▶ **WORK INSTRUCTIONS**
For each record that follows, restate the text exactly and drop the pictures.

*** Opening AVAILABLE DATA ***

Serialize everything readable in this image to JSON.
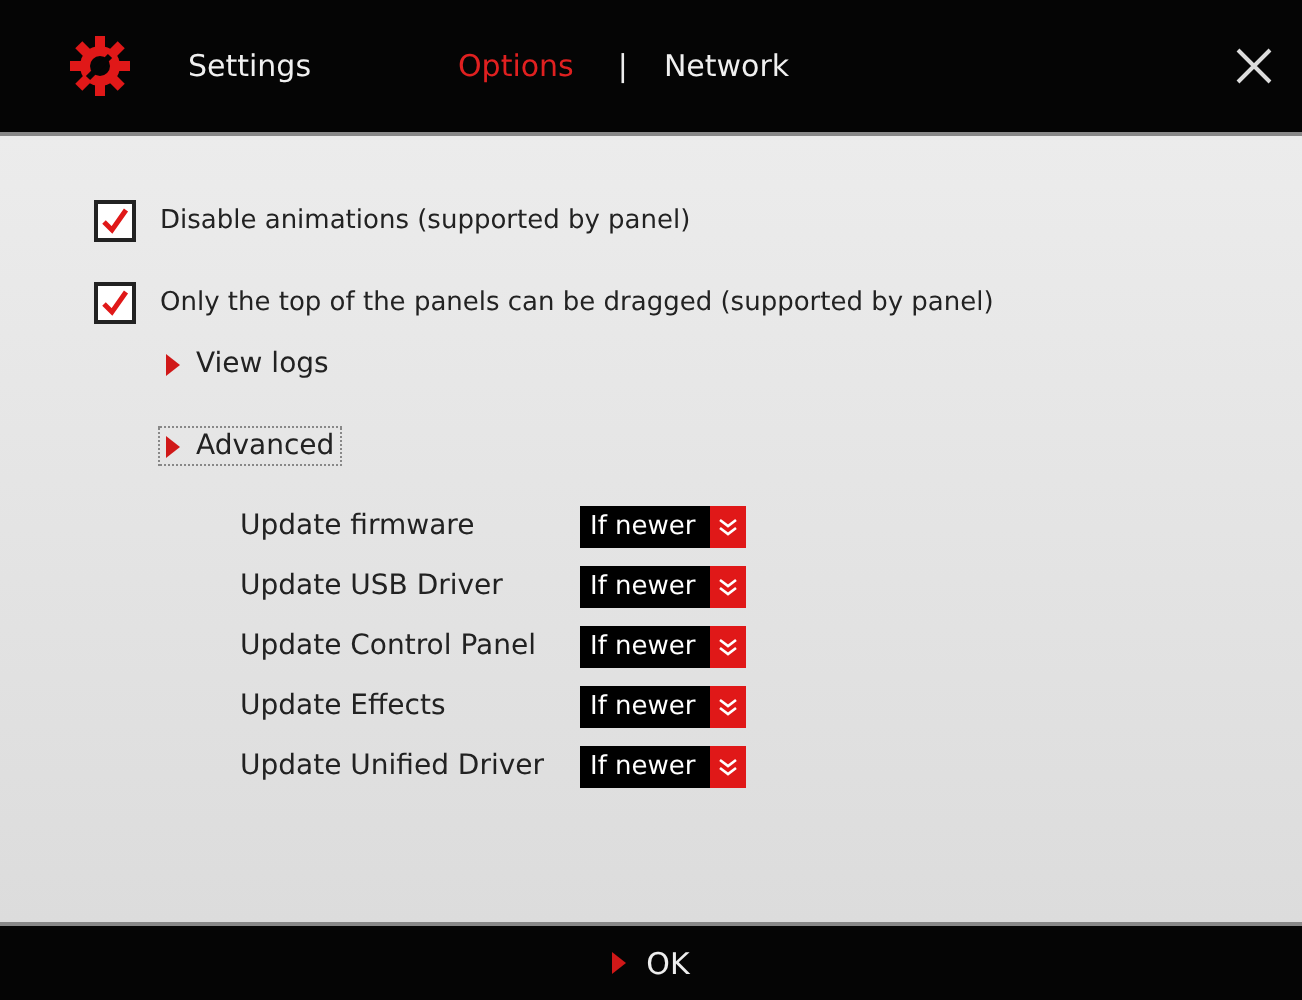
{
  "header": {
    "title": "Settings",
    "tabs": [
      {
        "label": "Options",
        "selected": true
      },
      {
        "label": "Network",
        "selected": false
      }
    ],
    "separator": "|"
  },
  "checkboxes": [
    {
      "label": "Disable animations (supported by panel)",
      "checked": true
    },
    {
      "label": "Only the top of the panels can be dragged (supported by panel)",
      "checked": true
    }
  ],
  "sections": [
    {
      "label": "View logs",
      "focused": false
    },
    {
      "label": "Advanced",
      "focused": true,
      "rows": [
        {
          "label": "Update firmware",
          "value": "If newer"
        },
        {
          "label": "Update USB Driver",
          "value": "If newer"
        },
        {
          "label": "Update Control Panel",
          "value": "If newer"
        },
        {
          "label": "Update Effects",
          "value": "If newer"
        },
        {
          "label": "Update Unified Driver",
          "value": "If newer"
        }
      ]
    }
  ],
  "footer": {
    "button": "OK"
  }
}
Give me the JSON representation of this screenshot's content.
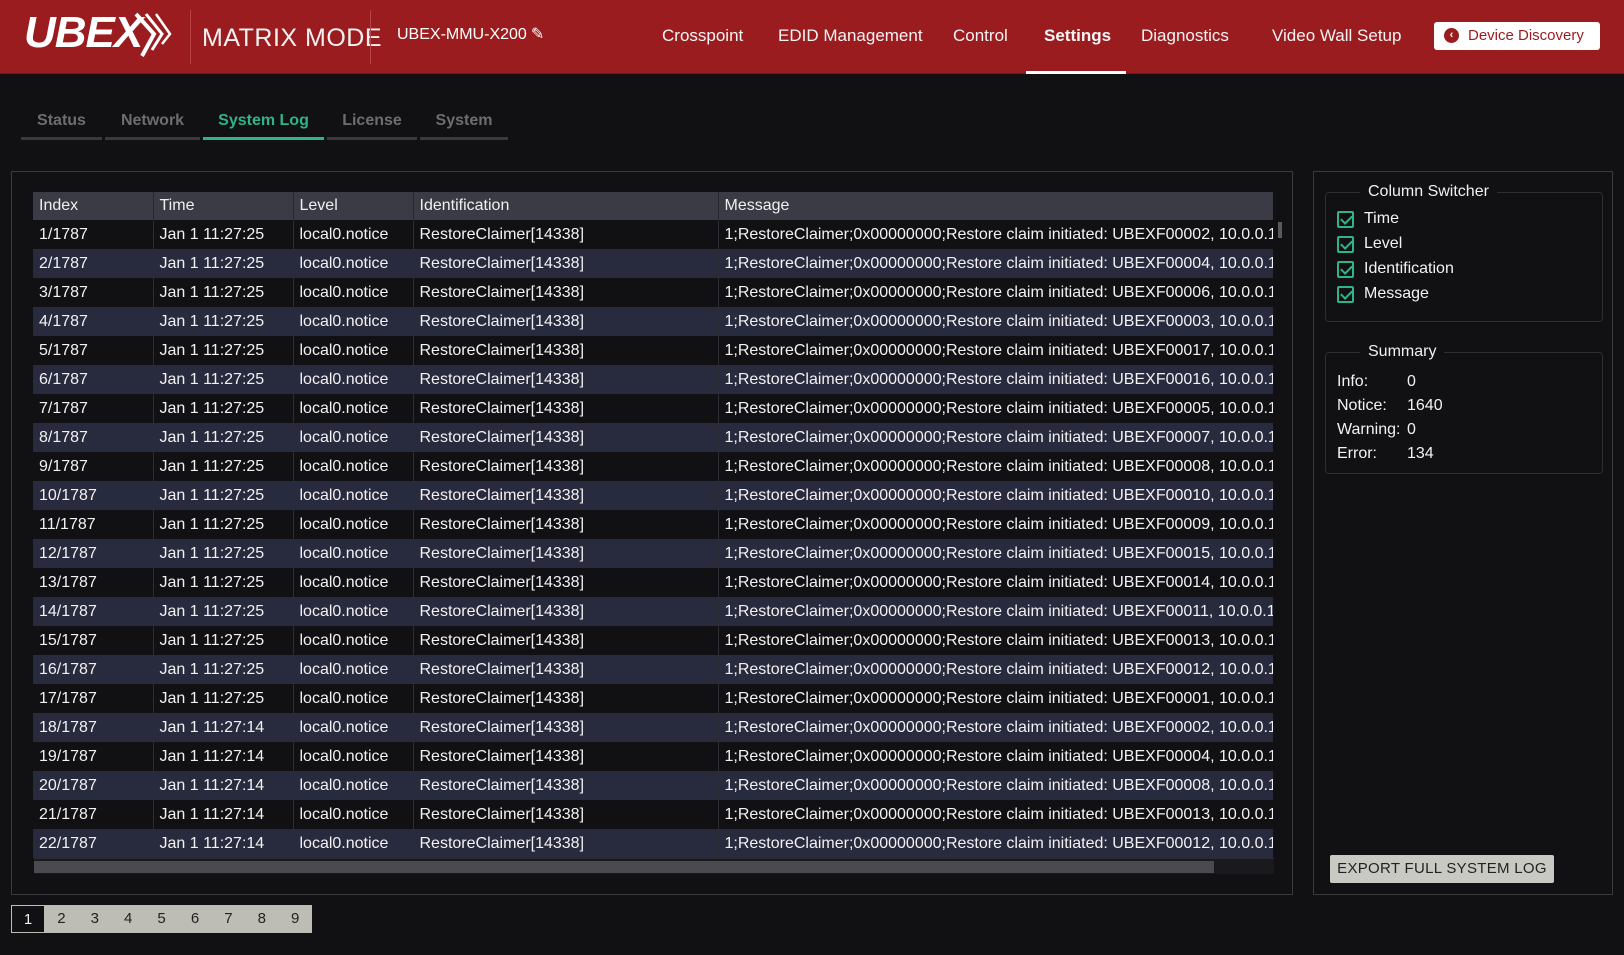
{
  "header": {
    "logo": "UBEX",
    "mode": "MATRIX MODE",
    "device_name": "UBEX-MMU-X200",
    "nav": [
      {
        "label": "Crosspoint"
      },
      {
        "label": "EDID Management"
      },
      {
        "label": "Control"
      },
      {
        "label": "Settings",
        "active": true
      },
      {
        "label": "Diagnostics"
      },
      {
        "label": "Video Wall Setup"
      }
    ],
    "discovery_label": "Device Discovery"
  },
  "subtabs": [
    {
      "label": "Status"
    },
    {
      "label": "Network"
    },
    {
      "label": "System Log",
      "active": true
    },
    {
      "label": "License"
    },
    {
      "label": "System"
    }
  ],
  "log_table": {
    "columns": [
      "Index",
      "Time",
      "Level",
      "Identification",
      "Message"
    ],
    "rows": [
      [
        "1/1787",
        "Jan 1 11:27:25",
        "local0.notice",
        "RestoreClaimer[14338]",
        "1;RestoreClaimer;0x00000000;Restore claim initiated: UBEXF00002, 10.0.0.1"
      ],
      [
        "2/1787",
        "Jan 1 11:27:25",
        "local0.notice",
        "RestoreClaimer[14338]",
        "1;RestoreClaimer;0x00000000;Restore claim initiated: UBEXF00004, 10.0.0.1"
      ],
      [
        "3/1787",
        "Jan 1 11:27:25",
        "local0.notice",
        "RestoreClaimer[14338]",
        "1;RestoreClaimer;0x00000000;Restore claim initiated: UBEXF00006, 10.0.0.1"
      ],
      [
        "4/1787",
        "Jan 1 11:27:25",
        "local0.notice",
        "RestoreClaimer[14338]",
        "1;RestoreClaimer;0x00000000;Restore claim initiated: UBEXF00003, 10.0.0.1"
      ],
      [
        "5/1787",
        "Jan 1 11:27:25",
        "local0.notice",
        "RestoreClaimer[14338]",
        "1;RestoreClaimer;0x00000000;Restore claim initiated: UBEXF00017, 10.0.0.1"
      ],
      [
        "6/1787",
        "Jan 1 11:27:25",
        "local0.notice",
        "RestoreClaimer[14338]",
        "1;RestoreClaimer;0x00000000;Restore claim initiated: UBEXF00016, 10.0.0.1"
      ],
      [
        "7/1787",
        "Jan 1 11:27:25",
        "local0.notice",
        "RestoreClaimer[14338]",
        "1;RestoreClaimer;0x00000000;Restore claim initiated: UBEXF00005, 10.0.0.1"
      ],
      [
        "8/1787",
        "Jan 1 11:27:25",
        "local0.notice",
        "RestoreClaimer[14338]",
        "1;RestoreClaimer;0x00000000;Restore claim initiated: UBEXF00007, 10.0.0.1"
      ],
      [
        "9/1787",
        "Jan 1 11:27:25",
        "local0.notice",
        "RestoreClaimer[14338]",
        "1;RestoreClaimer;0x00000000;Restore claim initiated: UBEXF00008, 10.0.0.1"
      ],
      [
        "10/1787",
        "Jan 1 11:27:25",
        "local0.notice",
        "RestoreClaimer[14338]",
        "1;RestoreClaimer;0x00000000;Restore claim initiated: UBEXF00010, 10.0.0.1"
      ],
      [
        "11/1787",
        "Jan 1 11:27:25",
        "local0.notice",
        "RestoreClaimer[14338]",
        "1;RestoreClaimer;0x00000000;Restore claim initiated: UBEXF00009, 10.0.0.1"
      ],
      [
        "12/1787",
        "Jan 1 11:27:25",
        "local0.notice",
        "RestoreClaimer[14338]",
        "1;RestoreClaimer;0x00000000;Restore claim initiated: UBEXF00015, 10.0.0.1"
      ],
      [
        "13/1787",
        "Jan 1 11:27:25",
        "local0.notice",
        "RestoreClaimer[14338]",
        "1;RestoreClaimer;0x00000000;Restore claim initiated: UBEXF00014, 10.0.0.1"
      ],
      [
        "14/1787",
        "Jan 1 11:27:25",
        "local0.notice",
        "RestoreClaimer[14338]",
        "1;RestoreClaimer;0x00000000;Restore claim initiated: UBEXF00011, 10.0.0.1"
      ],
      [
        "15/1787",
        "Jan 1 11:27:25",
        "local0.notice",
        "RestoreClaimer[14338]",
        "1;RestoreClaimer;0x00000000;Restore claim initiated: UBEXF00013, 10.0.0.1"
      ],
      [
        "16/1787",
        "Jan 1 11:27:25",
        "local0.notice",
        "RestoreClaimer[14338]",
        "1;RestoreClaimer;0x00000000;Restore claim initiated: UBEXF00012, 10.0.0.1"
      ],
      [
        "17/1787",
        "Jan 1 11:27:25",
        "local0.notice",
        "RestoreClaimer[14338]",
        "1;RestoreClaimer;0x00000000;Restore claim initiated: UBEXF00001, 10.0.0.1"
      ],
      [
        "18/1787",
        "Jan 1 11:27:14",
        "local0.notice",
        "RestoreClaimer[14338]",
        "1;RestoreClaimer;0x00000000;Restore claim initiated: UBEXF00002, 10.0.0.1"
      ],
      [
        "19/1787",
        "Jan 1 11:27:14",
        "local0.notice",
        "RestoreClaimer[14338]",
        "1;RestoreClaimer;0x00000000;Restore claim initiated: UBEXF00004, 10.0.0.1"
      ],
      [
        "20/1787",
        "Jan 1 11:27:14",
        "local0.notice",
        "RestoreClaimer[14338]",
        "1;RestoreClaimer;0x00000000;Restore claim initiated: UBEXF00008, 10.0.0.1"
      ],
      [
        "21/1787",
        "Jan 1 11:27:14",
        "local0.notice",
        "RestoreClaimer[14338]",
        "1;RestoreClaimer;0x00000000;Restore claim initiated: UBEXF00013, 10.0.0.1"
      ],
      [
        "22/1787",
        "Jan 1 11:27:14",
        "local0.notice",
        "RestoreClaimer[14338]",
        "1;RestoreClaimer;0x00000000;Restore claim initiated: UBEXF00012, 10.0.0.1"
      ]
    ]
  },
  "column_switcher": {
    "title": "Column Switcher",
    "items": [
      {
        "label": "Time",
        "checked": true
      },
      {
        "label": "Level",
        "checked": true
      },
      {
        "label": "Identification",
        "checked": true
      },
      {
        "label": "Message",
        "checked": true
      }
    ]
  },
  "summary": {
    "title": "Summary",
    "items": [
      {
        "key": "Info:",
        "value": "0"
      },
      {
        "key": "Notice:",
        "value": "1640"
      },
      {
        "key": "Warning:",
        "value": "0"
      },
      {
        "key": "Error:",
        "value": "134"
      }
    ]
  },
  "export_label": "EXPORT FULL SYSTEM LOG",
  "pagination": {
    "pages": [
      "1",
      "2",
      "3",
      "4",
      "5",
      "6",
      "7",
      "8",
      "9"
    ],
    "current": "1"
  },
  "colors": {
    "header_bg": "#9b1c1f",
    "accent": "#2fb38a",
    "row_even": "#282a3d",
    "page_bg": "#111114"
  }
}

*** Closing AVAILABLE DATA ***

▶ **REPLY TO THE EXERCISE**
Serialize everything readable in this image to JSON.
{
  "header": {
    "title": "Settings",
    "tabs": [
      {
        "label": "Options",
        "selected": true
      },
      {
        "label": "Network",
        "selected": false
      }
    ],
    "separator": "|"
  },
  "checkboxes": [
    {
      "label": "Disable animations (supported by panel)",
      "checked": true
    },
    {
      "label": "Only the top of the panels can be dragged (supported by panel)",
      "checked": true
    }
  ],
  "sections": [
    {
      "label": "View logs",
      "focused": false
    },
    {
      "label": "Advanced",
      "focused": true,
      "rows": [
        {
          "label": "Update firmware",
          "value": "If newer"
        },
        {
          "label": "Update USB Driver",
          "value": "If newer"
        },
        {
          "label": "Update Control Panel",
          "value": "If newer"
        },
        {
          "label": "Update Effects",
          "value": "If newer"
        },
        {
          "label": "Update Unified Driver",
          "value": "If newer"
        }
      ]
    }
  ],
  "footer": {
    "button": "OK"
  }
}
Give me the JSON representation of this screenshot's content.
{
  "header": {
    "logo": "UBEX",
    "mode": "MATRIX MODE",
    "device_name": "UBEX-MMU-X200",
    "nav": [
      {
        "label": "Crosspoint"
      },
      {
        "label": "EDID Management"
      },
      {
        "label": "Control"
      },
      {
        "label": "Settings",
        "active": true
      },
      {
        "label": "Diagnostics"
      },
      {
        "label": "Video Wall Setup"
      }
    ],
    "discovery_label": "Device Discovery"
  },
  "subtabs": [
    {
      "label": "Status"
    },
    {
      "label": "Network"
    },
    {
      "label": "System Log",
      "active": true
    },
    {
      "label": "License"
    },
    {
      "label": "System"
    }
  ],
  "log_table": {
    "columns": [
      "Index",
      "Time",
      "Level",
      "Identification",
      "Message"
    ],
    "rows": [
      [
        "1/1787",
        "Jan 1 11:27:25",
        "local0.notice",
        "RestoreClaimer[14338]",
        "1;RestoreClaimer;0x00000000;Restore claim initiated: UBEXF00002, 10.0.0.1"
      ],
      [
        "2/1787",
        "Jan 1 11:27:25",
        "local0.notice",
        "RestoreClaimer[14338]",
        "1;RestoreClaimer;0x00000000;Restore claim initiated: UBEXF00004, 10.0.0.1"
      ],
      [
        "3/1787",
        "Jan 1 11:27:25",
        "local0.notice",
        "RestoreClaimer[14338]",
        "1;RestoreClaimer;0x00000000;Restore claim initiated: UBEXF00006, 10.0.0.1"
      ],
      [
        "4/1787",
        "Jan 1 11:27:25",
        "local0.notice",
        "RestoreClaimer[14338]",
        "1;RestoreClaimer;0x00000000;Restore claim initiated: UBEXF00003, 10.0.0.1"
      ],
      [
        "5/1787",
        "Jan 1 11:27:25",
        "local0.notice",
        "RestoreClaimer[14338]",
        "1;RestoreClaimer;0x00000000;Restore claim initiated: UBEXF00017, 10.0.0.1"
      ],
      [
        "6/1787",
        "Jan 1 11:27:25",
        "local0.notice",
        "RestoreClaimer[14338]",
        "1;RestoreClaimer;0x00000000;Restore claim initiated: UBEXF00016, 10.0.0.1"
      ],
      [
        "7/1787",
        "Jan 1 11:27:25",
        "local0.notice",
        "RestoreClaimer[14338]",
        "1;RestoreClaimer;0x00000000;Restore claim initiated: UBEXF00005, 10.0.0.1"
      ],
      [
        "8/1787",
        "Jan 1 11:27:25",
        "local0.notice",
        "RestoreClaimer[14338]",
        "1;RestoreClaimer;0x00000000;Restore claim initiated: UBEXF00007, 10.0.0.1"
      ],
      [
        "9/1787",
        "Jan 1 11:27:25",
        "local0.notice",
        "RestoreClaimer[14338]",
        "1;RestoreClaimer;0x00000000;Restore claim initiated: UBEXF00008, 10.0.0.1"
      ],
      [
        "10/1787",
        "Jan 1 11:27:25",
        "local0.notice",
        "RestoreClaimer[14338]",
        "1;RestoreClaimer;0x00000000;Restore claim initiated: UBEXF00010, 10.0.0.1"
      ],
      [
        "11/1787",
        "Jan 1 11:27:25",
        "local0.notice",
        "RestoreClaimer[14338]",
        "1;RestoreClaimer;0x00000000;Restore claim initiated: UBEXF00009, 10.0.0.1"
      ],
      [
        "12/1787",
        "Jan 1 11:27:25",
        "local0.notice",
        "RestoreClaimer[14338]",
        "1;RestoreClaimer;0x00000000;Restore claim initiated: UBEXF00015, 10.0.0.1"
      ],
      [
        "13/1787",
        "Jan 1 11:27:25",
        "local0.notice",
        "RestoreClaimer[14338]",
        "1;RestoreClaimer;0x00000000;Restore claim initiated: UBEXF00014, 10.0.0.1"
      ],
      [
        "14/1787",
        "Jan 1 11:27:25",
        "local0.notice",
        "RestoreClaimer[14338]",
        "1;RestoreClaimer;0x00000000;Restore claim initiated: UBEXF00011, 10.0.0.1"
      ],
      [
        "15/1787",
        "Jan 1 11:27:25",
        "local0.notice",
        "RestoreClaimer[14338]",
        "1;RestoreClaimer;0x00000000;Restore claim initiated: UBEXF00013, 10.0.0.1"
      ],
      [
        "16/1787",
        "Jan 1 11:27:25",
        "local0.notice",
        "RestoreClaimer[14338]",
        "1;RestoreClaimer;0x00000000;Restore claim initiated: UBEXF00012, 10.0.0.1"
      ],
      [
        "17/1787",
        "Jan 1 11:27:25",
        "local0.notice",
        "RestoreClaimer[14338]",
        "1;RestoreClaimer;0x00000000;Restore claim initiated: UBEXF00001, 10.0.0.1"
      ],
      [
        "18/1787",
        "Jan 1 11:27:14",
        "local0.notice",
        "RestoreClaimer[14338]",
        "1;RestoreClaimer;0x00000000;Restore claim initiated: UBEXF00002, 10.0.0.1"
      ],
      [
        "19/1787",
        "Jan 1 11:27:14",
        "local0.notice",
        "RestoreClaimer[14338]",
        "1;RestoreClaimer;0x00000000;Restore claim initiated: UBEXF00004, 10.0.0.1"
      ],
      [
        "20/1787",
        "Jan 1 11:27:14",
        "local0.notice",
        "RestoreClaimer[14338]",
        "1;RestoreClaimer;0x00000000;Restore claim initiated: UBEXF00008, 10.0.0.1"
      ],
      [
        "21/1787",
        "Jan 1 11:27:14",
        "local0.notice",
        "RestoreClaimer[14338]",
        "1;RestoreClaimer;0x00000000;Restore claim initiated: UBEXF00013, 10.0.0.1"
      ],
      [
        "22/1787",
        "Jan 1 11:27:14",
        "local0.notice",
        "RestoreClaimer[14338]",
        "1;RestoreClaimer;0x00000000;Restore claim initiated: UBEXF00012, 10.0.0.1"
      ]
    ]
  },
  "column_switcher": {
    "title": "Column Switcher",
    "items": [
      {
        "label": "Time",
        "checked": true
      },
      {
        "label": "Level",
        "checked": true
      },
      {
        "label": "Identification",
        "checked": true
      },
      {
        "label": "Message",
        "checked": true
      }
    ]
  },
  "summary": {
    "title": "Summary",
    "items": [
      {
        "key": "Info:",
        "value": "0"
      },
      {
        "key": "Notice:",
        "value": "1640"
      },
      {
        "key": "Warning:",
        "value": "0"
      },
      {
        "key": "Error:",
        "value": "134"
      }
    ]
  },
  "export_label": "EXPORT FULL SYSTEM LOG",
  "pagination": {
    "pages": [
      "1",
      "2",
      "3",
      "4",
      "5",
      "6",
      "7",
      "8",
      "9"
    ],
    "current": "1"
  },
  "colors": {
    "header_bg": "#9b1c1f",
    "accent": "#2fb38a",
    "row_even": "#282a3d",
    "page_bg": "#111114"
  }
}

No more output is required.